### Work to be completed
How many lines in the data that follows contain the word "text"? Only that number is needed.

### Data for this exercise
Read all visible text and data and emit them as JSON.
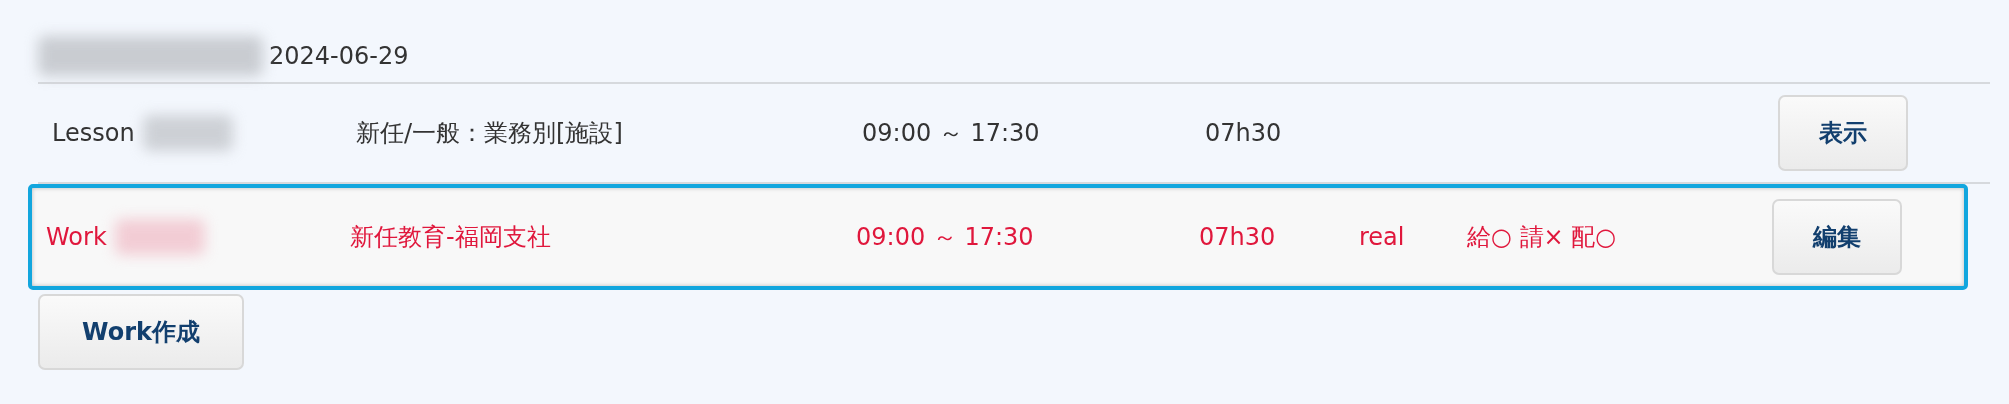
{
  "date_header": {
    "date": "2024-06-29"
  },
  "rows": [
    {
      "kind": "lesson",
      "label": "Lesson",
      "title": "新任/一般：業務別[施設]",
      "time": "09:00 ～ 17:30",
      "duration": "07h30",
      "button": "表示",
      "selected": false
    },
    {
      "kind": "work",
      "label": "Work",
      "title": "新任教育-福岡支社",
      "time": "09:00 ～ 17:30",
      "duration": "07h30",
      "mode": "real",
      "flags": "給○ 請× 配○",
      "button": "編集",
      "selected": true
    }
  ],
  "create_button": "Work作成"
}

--

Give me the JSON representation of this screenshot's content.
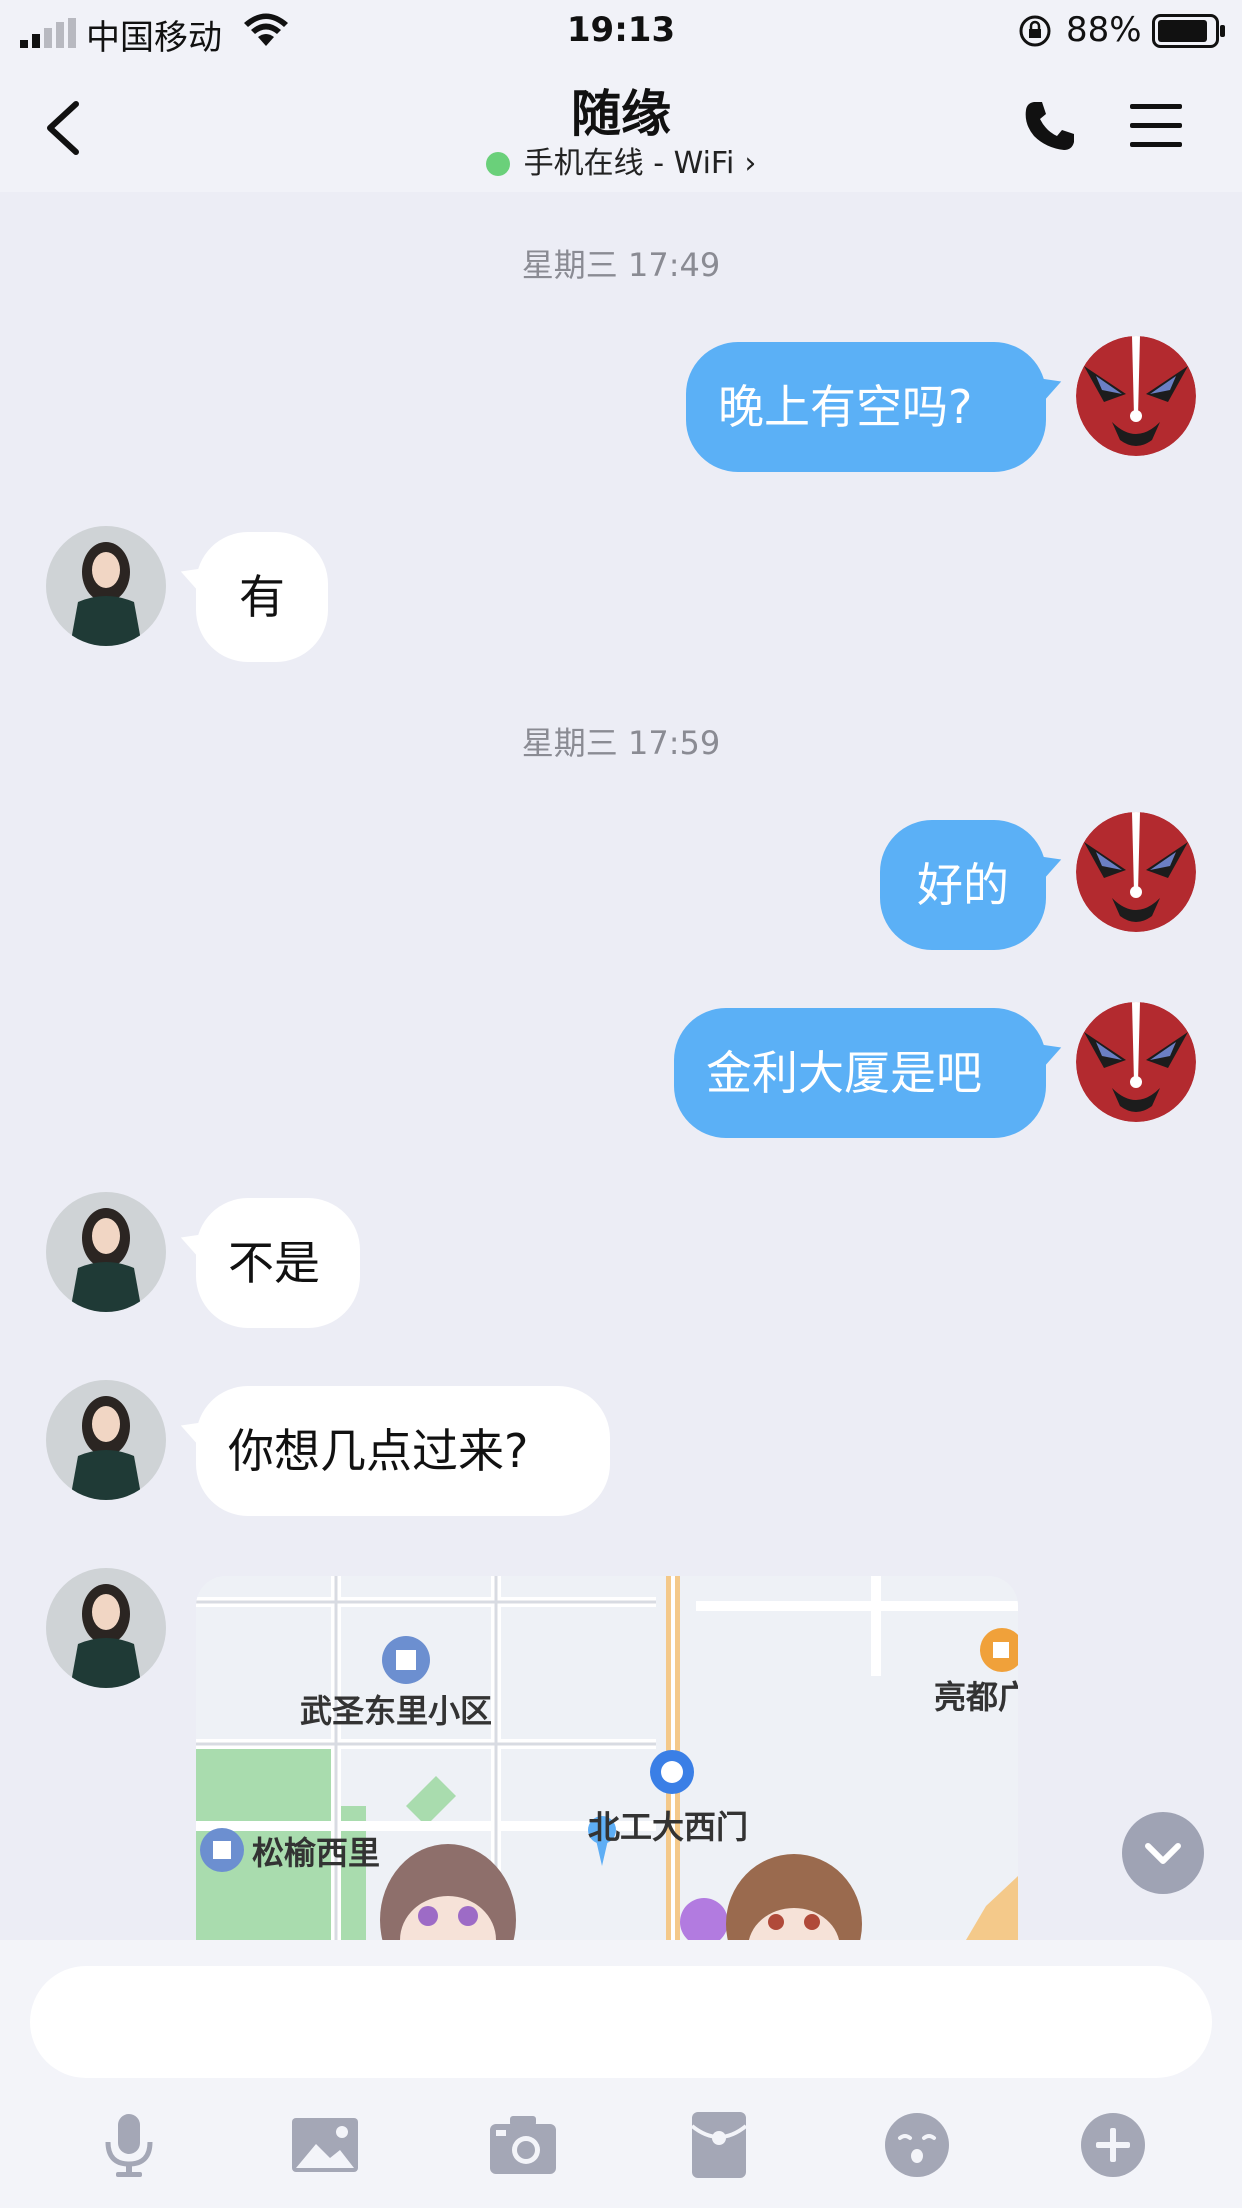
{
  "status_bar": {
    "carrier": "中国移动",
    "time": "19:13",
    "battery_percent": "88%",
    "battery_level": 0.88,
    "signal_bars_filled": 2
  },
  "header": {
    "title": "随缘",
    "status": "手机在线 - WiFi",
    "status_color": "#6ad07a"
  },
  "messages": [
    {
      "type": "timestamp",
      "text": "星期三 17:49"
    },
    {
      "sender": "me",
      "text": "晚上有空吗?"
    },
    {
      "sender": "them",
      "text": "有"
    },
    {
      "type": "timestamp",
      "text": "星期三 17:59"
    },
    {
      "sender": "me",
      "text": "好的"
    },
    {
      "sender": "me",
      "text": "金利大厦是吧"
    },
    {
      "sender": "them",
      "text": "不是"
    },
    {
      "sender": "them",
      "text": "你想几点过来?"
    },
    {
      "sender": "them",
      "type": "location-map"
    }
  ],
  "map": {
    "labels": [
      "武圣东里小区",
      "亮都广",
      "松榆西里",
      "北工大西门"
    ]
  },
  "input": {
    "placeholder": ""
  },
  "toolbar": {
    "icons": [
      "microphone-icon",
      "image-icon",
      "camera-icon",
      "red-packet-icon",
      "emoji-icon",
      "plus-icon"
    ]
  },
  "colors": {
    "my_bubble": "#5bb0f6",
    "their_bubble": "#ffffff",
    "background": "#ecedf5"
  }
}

### Task output
9